- Quantum Computing Inc. spins out subsidiary to serve the U.S. Government and the Department of Defense (DOD).
- The subsidiary, QI Solutions Inc. (QIS) employs security-cleared staff to deliver solutions ranging from entropy quantum computing to quantum communications and sensing.
- The spinout will also offer expertise in logistics, manufacturing, R&D and training.
PRESS RELEASE — Quantum Computing Inc. (QCI) has launched a wholly-owned subsidiary to deliver quantum solutions to the U.S. Government and the Department of Defense (DOD).
The new spinout, QI Solutions Inc. (QIS) employs security-cleared staff to deliver solutions ranging from entropy quantum computing to quantum communications and sensing. It also offers expertise in logistics, manufacturing, R&D and training.
QIS will operate out of a dedicated new facility in Arizona. QCI chose the location due to the state’s leadership in the field of optics and its early recognition of the importance of advanced photonic research. Several state and government organizations are also located there.
QCI has appointed Sean Gabeler as president of QIS. Gabeler was a special operations officer, which the company says brings a unique understanding of government operational requirements.
“As a retired DOD officer with expertise in the application of technology for effects, QCI is the world’s leading quantum computing technology company,” said Gabeler. “We have already been engaged in discussions with a number of these entities and anticipate that we could soon see our solutions utilized in a wide variety of boutique applications for our clients.
“The U.S. government recognizes that quantum technologies are essential to maintaining technology leadership in the world today. QI Solutions will carry out QCI’s mission to bring real-world quantum capabilities to the government customer.”
Parent company QCI is full-stack photonic quantum computing and solutions company headquartered in Virginia.

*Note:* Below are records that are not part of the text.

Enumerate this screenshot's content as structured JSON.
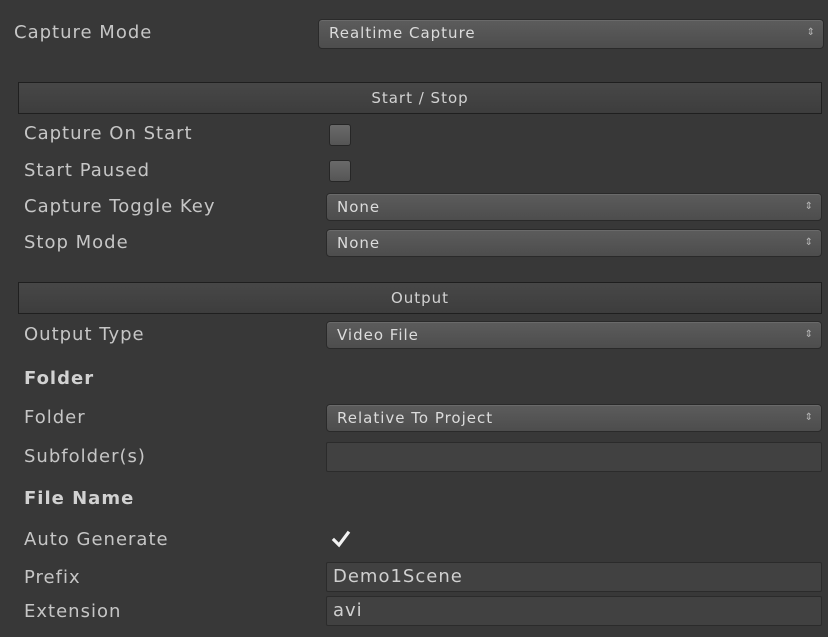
{
  "capture_mode": {
    "label": "Capture Mode",
    "value": "Realtime Capture",
    "arrows": "⇕"
  },
  "start_stop": {
    "header": "Start / Stop",
    "capture_on_start": {
      "label": "Capture On Start",
      "checked": false
    },
    "start_paused": {
      "label": "Start Paused",
      "checked": false
    },
    "capture_toggle_key": {
      "label": "Capture Toggle Key",
      "value": "None"
    },
    "stop_mode": {
      "label": "Stop Mode",
      "value": "None"
    }
  },
  "output": {
    "header": "Output",
    "output_type": {
      "label": "Output Type",
      "value": "Video File"
    },
    "folder_heading": "Folder",
    "folder": {
      "label": "Folder",
      "value": "Relative To Project"
    },
    "subfolders": {
      "label": "Subfolder(s)",
      "value": ""
    },
    "file_name_heading": "File Name",
    "auto_generate": {
      "label": "Auto Generate",
      "checked": true
    },
    "prefix": {
      "label": "Prefix",
      "value": "Demo1Scene"
    },
    "extension": {
      "label": "Extension",
      "value": "avi"
    }
  },
  "icons": {
    "dropdown_arrows": "up-down-arrows-icon",
    "checkmark": "checkmark-icon"
  },
  "colors": {
    "background": "#383838",
    "text": "#c8c8c8",
    "dropdown": "#545454",
    "field": "#414141"
  }
}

Photonic quantum technology uses particles of light (photons) as qubits. Unlike superconducting or trapped-ion technology, they can operate at room temperature and do not require bulky refrigeration units.